With this sinister proposal, Kander and Ebb — along with their frequent bookwriting collaborator Terrence McNally — are given a blank canvas to explore the themes they've serviced best throughout their illustrious careers. Human greed, conformity, and corruption — topics their most highly lauded musicals Chicago and Cabaret deftly tackle — are once again the centerpieces of this intriguingly dark premise, rarely seen in musicals that make it to today's Broadway stages.

The complex contours and ambiguities of these themes, however, are not probed nearly as deeply here as in the iconic duo's earlier masterpieces. From the moment Claire throws down the vengeful gauntlet, the people of Brachen all but promise to live up to their morally blemished reputations. They spend some time feigning indecision, but the audience never doubts the identity of ultimate victor between greed and virtue.

Director John Doyle's signature macabre minimalism lends to the stage an immediately striking aesthetic. Set designer Scott Pask has created an imposingly vast, dome-shaped, vine-covered hall to house all of the action, which is accented by Japhy Weideman's dramatic lighting and Angelina Avallone's ghoulish makeup to emphasize the townspeople's destitution. These theatrical visual effects, coupled with the performers' exaggerated delivery, injects the piece with a distinctly Brechtian tone. Yet rather than broadening its scope, this stylized approach seems to trap the play on a one-track route of uncompromising fatalism, eliminating the possible tension that could be added by broaching a counterargument — or at the very least offering a more detailed examination of its nihilistic philosophy.
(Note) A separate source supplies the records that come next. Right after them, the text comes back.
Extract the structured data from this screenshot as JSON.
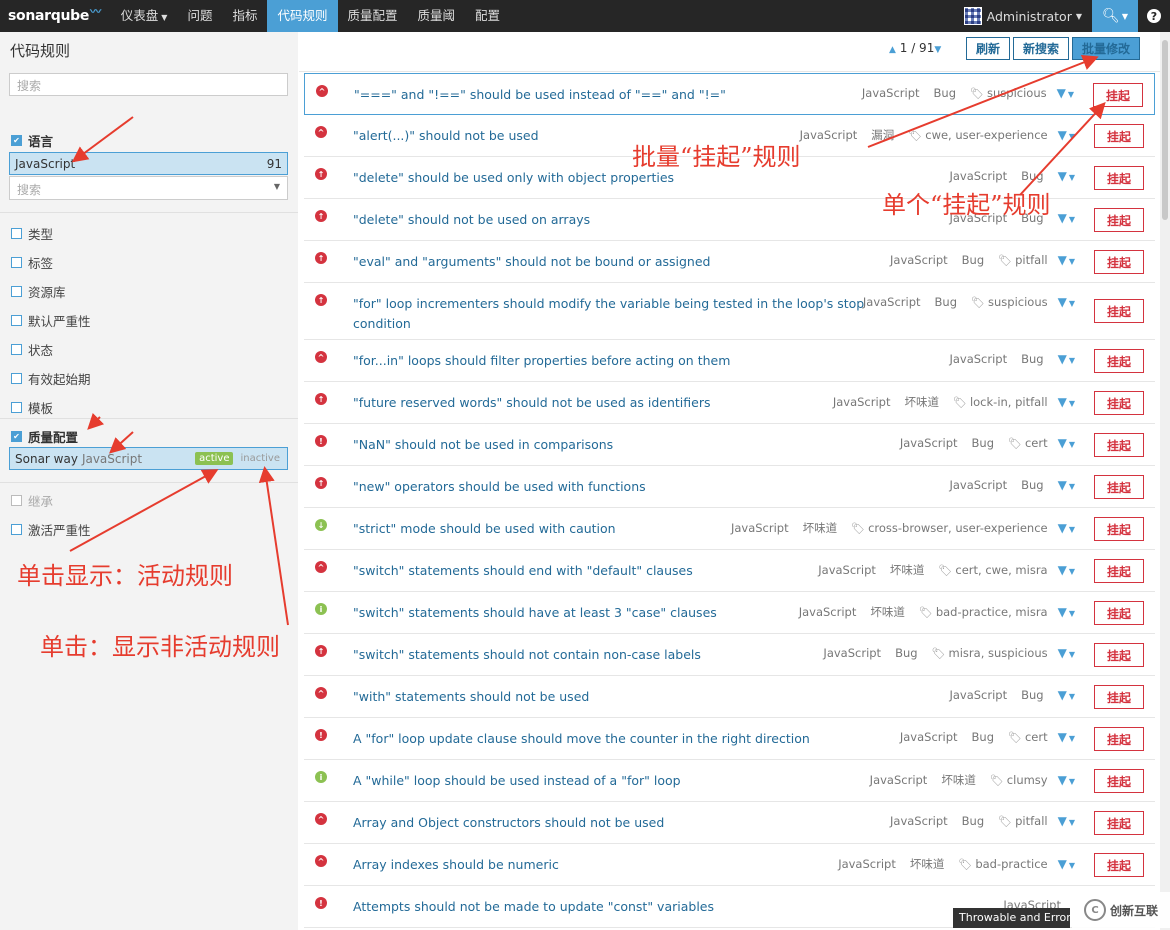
{
  "nav": {
    "logo": "sonarqube",
    "items": [
      {
        "label": "仪表盘",
        "dropdown": true,
        "active": false
      },
      {
        "label": "问题",
        "active": false
      },
      {
        "label": "指标",
        "active": false
      },
      {
        "label": "代码规则",
        "active": true
      },
      {
        "label": "质量配置",
        "active": false
      },
      {
        "label": "质量阈",
        "active": false
      },
      {
        "label": "配置",
        "active": false
      }
    ],
    "user": "Administrator"
  },
  "sidebar": {
    "title": "代码规则",
    "search_placeholder": "搜索",
    "language": {
      "label": "语言",
      "value": "JavaScript",
      "count": "91",
      "search_placeholder": "搜索"
    },
    "facets": [
      "类型",
      "标签",
      "资源库",
      "默认严重性",
      "状态",
      "有效起始期",
      "模板"
    ],
    "quality_profile": {
      "label": "质量配置",
      "name": "Sonar way",
      "lang": "JavaScript",
      "active": "active",
      "inactive": "inactive"
    },
    "inheritance": "继承",
    "active_severity": "激活严重性"
  },
  "toolbar": {
    "pager": "1 / 91",
    "refresh": "刷新",
    "new_search": "新搜索",
    "bulk_change": "批量修改"
  },
  "deactivate_label": "挂起",
  "rules": [
    {
      "title": "\"===\" and \"!==\" should be used instead of \"==\" and \"!=\"",
      "lang": "JavaScript",
      "type": "Bug",
      "tags": "suspicious",
      "sev": "major"
    },
    {
      "title": "\"alert(...)\" should not be used",
      "lang": "JavaScript",
      "type": "漏洞",
      "tags": "cwe, user-experience",
      "sev": "major"
    },
    {
      "title": "\"delete\" should be used only with object properties",
      "lang": "JavaScript",
      "type": "Bug",
      "tags": "",
      "sev": "critical"
    },
    {
      "title": "\"delete\" should not be used on arrays",
      "lang": "JavaScript",
      "type": "Bug",
      "tags": "",
      "sev": "critical"
    },
    {
      "title": "\"eval\" and \"arguments\" should not be bound or assigned",
      "lang": "JavaScript",
      "type": "Bug",
      "tags": "pitfall",
      "sev": "critical"
    },
    {
      "title": "\"for\" loop incrementers should modify the variable being tested in the loop's stop",
      "title2": "condition",
      "lang": "JavaScript",
      "type": "Bug",
      "tags": "suspicious",
      "sev": "critical"
    },
    {
      "title": "\"for...in\" loops should filter properties before acting on them",
      "lang": "JavaScript",
      "type": "Bug",
      "tags": "",
      "sev": "major"
    },
    {
      "title": "\"future reserved words\" should not be used as identifiers",
      "lang": "JavaScript",
      "type": "坏味道",
      "tags": "lock-in, pitfall",
      "sev": "critical"
    },
    {
      "title": "\"NaN\" should not be used in comparisons",
      "lang": "JavaScript",
      "type": "Bug",
      "tags": "cert",
      "sev": "blocker"
    },
    {
      "title": "\"new\" operators should be used with functions",
      "lang": "JavaScript",
      "type": "Bug",
      "tags": "",
      "sev": "critical"
    },
    {
      "title": "\"strict\" mode should be used with caution",
      "lang": "JavaScript",
      "type": "坏味道",
      "tags": "cross-browser, user-experience",
      "sev": "minor"
    },
    {
      "title": "\"switch\" statements should end with \"default\" clauses",
      "lang": "JavaScript",
      "type": "坏味道",
      "tags": "cert, cwe, misra",
      "sev": "major"
    },
    {
      "title": "\"switch\" statements should have at least 3 \"case\" clauses",
      "lang": "JavaScript",
      "type": "坏味道",
      "tags": "bad-practice, misra",
      "sev": "info"
    },
    {
      "title": "\"switch\" statements should not contain non-case labels",
      "lang": "JavaScript",
      "type": "Bug",
      "tags": "misra, suspicious",
      "sev": "critical"
    },
    {
      "title": "\"with\" statements should not be used",
      "lang": "JavaScript",
      "type": "Bug",
      "tags": "",
      "sev": "major"
    },
    {
      "title": "A \"for\" loop update clause should move the counter in the right direction",
      "lang": "JavaScript",
      "type": "Bug",
      "tags": "cert",
      "sev": "blocker"
    },
    {
      "title": "A \"while\" loop should be used instead of a \"for\" loop",
      "lang": "JavaScript",
      "type": "坏味道",
      "tags": "clumsy",
      "sev": "info"
    },
    {
      "title": "Array and Object constructors should not be used",
      "lang": "JavaScript",
      "type": "Bug",
      "tags": "pitfall",
      "sev": "major"
    },
    {
      "title": "Array indexes should be numeric",
      "lang": "JavaScript",
      "type": "坏味道",
      "tags": "bad-practice",
      "sev": "major"
    },
    {
      "title": "Attempts should not be made to update \"const\" variables",
      "lang": "JavaScript",
      "type": "",
      "tags": "",
      "sev": "blocker"
    }
  ],
  "annotations": {
    "bulk": "批量“挂起”规则",
    "single": "单个“挂起”规则",
    "click_active": "单击显示：活动规则",
    "click_inactive": "单击：显示非活动规则"
  },
  "tooltip": "Throwable and Error",
  "watermark": "创新互联"
}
Kander and Ebb's sweet but meandering score reflects a similar lack of tension, with most of the numbers (primarily ballads) expounding on the past rather than advancing the present. The recurring theme "Yellow Shoes" offers the most distinctly Kander and Ebb tune, adding the eerie visual of a mindless herd donning more and more bright yellow accessories — the color of wealth that is soon to send Claire's sacrificial lamb to the gallows.

Even in the score's less memorable moments, the music is performed handily by Williamstown's first-rate cast. Judy Kuhn brings her strong voice to the part of Anton's jealous wife, Matilde, while Jason Danieley's soaring tenor stands out as schoolmaster Frederich Kuhn, who offers the last, though admittedly feeble attempt at dissuading the town from acting on its bloodlust.

Rees and Rivera, though not the strongest singers, make for an interesting pair to watch as they act out their unconventional love story, built on a complex foundation of love, hate, and mutual distrust. Our investment in their relationship is largely owed to their younger counterparts, played by John Bambery and Michelle Veintimilla — a possible homage to a similar device employed in James Goldman and Stephen Sondheim's flashback-filled musical Follies. The youthful couple ignites the top of show with their fiery entrance, elegantly performing Graciela Daniele's sensual choreography. Like a pair of ghosts, the young lovers shadow their older selves throughout the production, securely fastening the knot that has kept these central characters tied to each other, even in Claire's long and storied absence.

As the lights fade on the once-more dark and empty stage, the impact of the haunting story can be felt hanging over the audience. The production, however, has yet to strike the magic combination of musical and dramatic elements that will make the shadows of Claire Zachanassian's "visit" continue to linger.